Reddit is now on Wall Street’s radar for investment ideas (welcome to the party). But while Wall Street may be focused on the retail traders in WallStreetBets, other parts of the site can offer some great investment lessons as well.
For instance, one user posted the results of a survey they conducted on LinkedIn to determine what has caused the latest shifts in digital transformation. The overwhelming response? The pandemic. That data gives insight that company leaders may not have been ahead of the curve, but they knew how to react when a dire situation presented itself. The investment lesson? Digital trends are still ongoing, and investors likely have years of ample opportunities to profit in the space.
Now here’s the rest of the news:
Are Inflation Fears Justified? –Kenneth Rogoff, Project Syndicate
Should markets be panicking about a possible spike in demand driving up inflation and interest rates, causing asset prices to fall across the board? [Read Here] The Last Time This Happened Was June 2007 –Tyler Durden, Zero Hedge
Why is this important? Because the last time the indicator was this close to “Sell” was June 2007 after which we generally saw one-year returns of -13%. No wonder… [Read Here]
February 15, 2020
There is a ‘secret shame’ of middle-class Americans’ and it’s not diminishing!
The effects are wide-ranging. High costs are preventing workers from moving to high-productivity cities, thus smothering the country’s economic vibrancy and putting a drag on its GDP; economists have estimated that GDP would be as much as 10 percent bigger if more workers could afford to live in places like San ]ose and Boston. High costs are forcing families to delay getting married and to have fewer children, and putting the dream of owning a home out of reach. [A mere four companies have account-ed for the stock market’s profits so far this year.]
What is perhaps most frustrating is that the Great Affordability Crisis is amenable to policy solutions — ones most other rich countries adopted decades ago. In other developed economies, child care, early education, and higher education are public goods, and do not require high-interest-rate debts or end-less scrambling by exhausted young parents to procure. Other wealthy countries have public-health systems that cover every-body at far lower cost, whether through socialized or private models. And numerous proposals would transform residential construction in this country, including one that just failed in California’s legislature.

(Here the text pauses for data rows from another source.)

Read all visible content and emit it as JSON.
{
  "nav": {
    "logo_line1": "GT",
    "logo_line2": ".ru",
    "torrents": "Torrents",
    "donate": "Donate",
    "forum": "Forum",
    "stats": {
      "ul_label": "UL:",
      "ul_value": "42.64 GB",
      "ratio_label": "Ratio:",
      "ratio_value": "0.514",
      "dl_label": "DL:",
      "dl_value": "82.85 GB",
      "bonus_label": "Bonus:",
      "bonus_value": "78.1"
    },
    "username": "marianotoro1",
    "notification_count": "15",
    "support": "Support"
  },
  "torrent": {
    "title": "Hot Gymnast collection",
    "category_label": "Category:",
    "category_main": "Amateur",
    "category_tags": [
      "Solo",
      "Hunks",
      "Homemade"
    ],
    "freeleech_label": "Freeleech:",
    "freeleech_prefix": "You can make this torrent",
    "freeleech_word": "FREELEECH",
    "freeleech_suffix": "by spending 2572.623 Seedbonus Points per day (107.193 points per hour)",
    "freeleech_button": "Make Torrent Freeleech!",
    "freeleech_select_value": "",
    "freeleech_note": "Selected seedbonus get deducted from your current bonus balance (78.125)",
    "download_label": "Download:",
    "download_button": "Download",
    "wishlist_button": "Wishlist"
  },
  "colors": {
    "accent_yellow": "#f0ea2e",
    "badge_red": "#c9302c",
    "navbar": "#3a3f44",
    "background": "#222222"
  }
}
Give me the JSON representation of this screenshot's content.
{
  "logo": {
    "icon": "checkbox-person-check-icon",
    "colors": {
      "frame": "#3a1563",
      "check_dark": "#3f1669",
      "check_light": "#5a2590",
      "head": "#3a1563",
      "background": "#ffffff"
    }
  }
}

But the Great Aﬂordability Crisis hides in plain sight, obvious to households but unmentioned in the country’s headline economic numbers. It persists even as President Donald Trump rightly praises the country’s growth, low unemployment rate, and rising household incomes. And though there are many nationwide policies that could end the crisis, they all seem unlikely to pass through the country’s broken Congress; the brightest glimmer of hope lies in housing and health-care policy by individual states. But it is still a dim glimmer. This crisis looks sure to stay with us for the coming decade, what-ever recessions or expansions it may hold.
“Where are we today?” I know where I am. 😉
February 15, 2019
“All bridges can be crossed, so do not give up!”
Played bridge at the community centre this morning with my mom!
Busy weekend ahead… Getting my tax info ready for my accountant over this weekend. Caryl and I go for dinner with Bill and Chris to celebrate the “girl’s birthdays”… of course Monday is ‘Family Day’, so we have a 3_day weekend. Lots to do… got to run… 😉
“It’s agreed. You won’t mess with us and Harry won’t unleash himself on the world.”